▸ **The task**
An exact, complete copy of the entries that follow is needed.

▸ **Supplied records**
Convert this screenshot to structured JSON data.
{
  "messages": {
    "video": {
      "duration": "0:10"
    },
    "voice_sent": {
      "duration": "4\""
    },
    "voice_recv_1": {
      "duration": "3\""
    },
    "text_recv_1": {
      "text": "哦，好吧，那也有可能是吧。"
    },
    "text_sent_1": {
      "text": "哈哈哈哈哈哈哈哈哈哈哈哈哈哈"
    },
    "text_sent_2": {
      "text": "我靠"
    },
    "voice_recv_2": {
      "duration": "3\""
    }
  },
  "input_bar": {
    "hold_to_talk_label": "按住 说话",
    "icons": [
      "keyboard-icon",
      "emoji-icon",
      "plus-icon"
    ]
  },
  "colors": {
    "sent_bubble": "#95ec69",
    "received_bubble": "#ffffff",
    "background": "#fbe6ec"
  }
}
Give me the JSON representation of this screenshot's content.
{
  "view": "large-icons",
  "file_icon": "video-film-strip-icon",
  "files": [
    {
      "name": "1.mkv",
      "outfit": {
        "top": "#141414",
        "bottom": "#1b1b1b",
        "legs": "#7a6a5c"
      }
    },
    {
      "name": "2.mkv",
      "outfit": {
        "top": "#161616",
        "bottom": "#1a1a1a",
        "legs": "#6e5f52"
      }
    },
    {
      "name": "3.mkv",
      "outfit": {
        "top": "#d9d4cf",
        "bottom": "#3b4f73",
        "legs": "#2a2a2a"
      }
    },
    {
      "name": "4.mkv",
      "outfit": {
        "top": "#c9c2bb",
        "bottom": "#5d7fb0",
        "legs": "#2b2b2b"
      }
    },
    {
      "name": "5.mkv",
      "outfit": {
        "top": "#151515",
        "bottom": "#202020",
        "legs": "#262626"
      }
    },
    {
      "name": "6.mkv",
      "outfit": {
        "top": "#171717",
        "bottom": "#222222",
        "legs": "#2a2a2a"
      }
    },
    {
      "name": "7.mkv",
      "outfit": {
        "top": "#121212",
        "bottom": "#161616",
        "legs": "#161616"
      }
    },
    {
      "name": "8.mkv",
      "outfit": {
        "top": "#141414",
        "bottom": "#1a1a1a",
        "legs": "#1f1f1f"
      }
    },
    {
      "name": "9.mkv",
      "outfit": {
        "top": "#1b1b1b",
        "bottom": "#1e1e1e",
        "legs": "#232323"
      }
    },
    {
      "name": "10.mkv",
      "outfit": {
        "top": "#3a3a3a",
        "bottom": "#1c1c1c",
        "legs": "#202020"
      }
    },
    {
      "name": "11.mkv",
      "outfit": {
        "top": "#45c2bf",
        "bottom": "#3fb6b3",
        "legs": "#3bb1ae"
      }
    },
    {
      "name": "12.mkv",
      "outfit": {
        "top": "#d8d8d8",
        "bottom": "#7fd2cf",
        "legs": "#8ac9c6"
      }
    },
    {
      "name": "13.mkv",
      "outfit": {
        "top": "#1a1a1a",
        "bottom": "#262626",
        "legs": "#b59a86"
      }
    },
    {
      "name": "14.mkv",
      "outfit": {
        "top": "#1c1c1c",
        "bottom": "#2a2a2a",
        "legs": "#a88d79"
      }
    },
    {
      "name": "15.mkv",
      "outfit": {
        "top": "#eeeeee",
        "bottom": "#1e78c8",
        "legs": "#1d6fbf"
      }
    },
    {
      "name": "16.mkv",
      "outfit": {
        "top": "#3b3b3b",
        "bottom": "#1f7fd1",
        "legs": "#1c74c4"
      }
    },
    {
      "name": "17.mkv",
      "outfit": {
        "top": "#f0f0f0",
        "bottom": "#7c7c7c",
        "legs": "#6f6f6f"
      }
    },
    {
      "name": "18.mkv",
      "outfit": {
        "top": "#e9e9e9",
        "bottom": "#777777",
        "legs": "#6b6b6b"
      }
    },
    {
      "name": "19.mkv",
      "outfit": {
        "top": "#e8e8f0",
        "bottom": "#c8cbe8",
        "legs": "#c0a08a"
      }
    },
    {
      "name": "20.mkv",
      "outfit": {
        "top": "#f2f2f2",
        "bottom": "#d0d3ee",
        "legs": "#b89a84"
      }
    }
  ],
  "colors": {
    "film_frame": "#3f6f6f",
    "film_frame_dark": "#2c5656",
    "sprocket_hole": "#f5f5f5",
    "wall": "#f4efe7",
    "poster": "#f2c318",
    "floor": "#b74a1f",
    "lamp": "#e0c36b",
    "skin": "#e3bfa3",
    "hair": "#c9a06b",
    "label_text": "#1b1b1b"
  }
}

▸ **Response box**
Convert this screenshot to structured JSON data.
{
  "messages": {
    "video": {
      "duration": "0:10"
    },
    "voice_sent": {
      "duration": "4\""
    },
    "voice_recv_1": {
      "duration": "3\""
    },
    "text_recv_1": {
      "text": "哦，好吧，那也有可能是吧。"
    },
    "text_sent_1": {
      "text": "哈哈哈哈哈哈哈哈哈哈哈哈哈哈"
    },
    "text_sent_2": {
      "text": "我靠"
    },
    "voice_recv_2": {
      "duration": "3\""
    }
  },
  "input_bar": {
    "hold_to_talk_label": "按住 说话",
    "icons": [
      "keyboard-icon",
      "emoji-icon",
      "plus-icon"
    ]
  },
  "colors": {
    "sent_bubble": "#95ec69",
    "received_bubble": "#ffffff",
    "background": "#fbe6ec"
  }
}
Give me the JSON representation of this screenshot's content.
{
  "view": "large-icons",
  "file_icon": "video-film-strip-icon",
  "files": [
    {
      "name": "1.mkv",
      "outfit": {
        "top": "#141414",
        "bottom": "#1b1b1b",
        "legs": "#7a6a5c"
      }
    },
    {
      "name": "2.mkv",
      "outfit": {
        "top": "#161616",
        "bottom": "#1a1a1a",
        "legs": "#6e5f52"
      }
    },
    {
      "name": "3.mkv",
      "outfit": {
        "top": "#d9d4cf",
        "bottom": "#3b4f73",
        "legs": "#2a2a2a"
      }
    },
    {
      "name": "4.mkv",
      "outfit": {
        "top": "#c9c2bb",
        "bottom": "#5d7fb0",
        "legs": "#2b2b2b"
      }
    },
    {
      "name": "5.mkv",
      "outfit": {
        "top": "#151515",
        "bottom": "#202020",
        "legs": "#262626"
      }
    },
    {
      "name": "6.mkv",
      "outfit": {
        "top": "#171717",
        "bottom": "#222222",
        "legs": "#2a2a2a"
      }
    },
    {
      "name": "7.mkv",
      "outfit": {
        "top": "#121212",
        "bottom": "#161616",
        "legs": "#161616"
      }
    },
    {
      "name": "8.mkv",
      "outfit": {
        "top": "#141414",
        "bottom": "#1a1a1a",
        "legs": "#1f1f1f"
      }
    },
    {
      "name": "9.mkv",
      "outfit": {
        "top": "#1b1b1b",
        "bottom": "#1e1e1e",
        "legs": "#232323"
      }
    },
    {
      "name": "10.mkv",
      "outfit": {
        "top": "#3a3a3a",
        "bottom": "#1c1c1c",
        "legs": "#202020"
      }
    },
    {
      "name": "11.mkv",
      "outfit": {
        "top": "#45c2bf",
        "bottom": "#3fb6b3",
        "legs": "#3bb1ae"
      }
    },
    {
      "name": "12.mkv",
      "outfit": {
        "top": "#d8d8d8",
        "bottom": "#7fd2cf",
        "legs": "#8ac9c6"
      }
    },
    {
      "name": "13.mkv",
      "outfit": {
        "top": "#1a1a1a",
        "bottom": "#262626",
        "legs": "#b59a86"
      }
    },
    {
      "name": "14.mkv",
      "outfit": {
        "top": "#1c1c1c",
        "bottom": "#2a2a2a",
        "legs": "#a88d79"
      }
    },
    {
      "name": "15.mkv",
      "outfit": {
        "top": "#eeeeee",
        "bottom": "#1e78c8",
        "legs": "#1d6fbf"
      }
    },
    {
      "name": "16.mkv",
      "outfit": {
        "top": "#3b3b3b",
        "bottom": "#1f7fd1",
        "legs": "#1c74c4"
      }
    },
    {
      "name": "17.mkv",
      "outfit": {
        "top": "#f0f0f0",
        "bottom": "#7c7c7c",
        "legs": "#6f6f6f"
      }
    },
    {
      "name": "18.mkv",
      "outfit": {
        "top": "#e9e9e9",
        "bottom": "#777777",
        "legs": "#6b6b6b"
      }
    },
    {
      "name": "19.mkv",
      "outfit": {
        "top": "#e8e8f0",
        "bottom": "#c8cbe8",
        "legs": "#c0a08a"
      }
    },
    {
      "name": "20.mkv",
      "outfit": {
        "top": "#f2f2f2",
        "bottom": "#d0d3ee",
        "legs": "#b89a84"
      }
    }
  ],
  "colors": {
    "film_frame": "#3f6f6f",
    "film_frame_dark": "#2c5656",
    "sprocket_hole": "#f5f5f5",
    "wall": "#f4efe7",
    "poster": "#f2c318",
    "floor": "#b74a1f",
    "lamp": "#e0c36b",
    "skin": "#e3bfa3",
    "hair": "#c9a06b",
    "label_text": "#1b1b1b"
  }
}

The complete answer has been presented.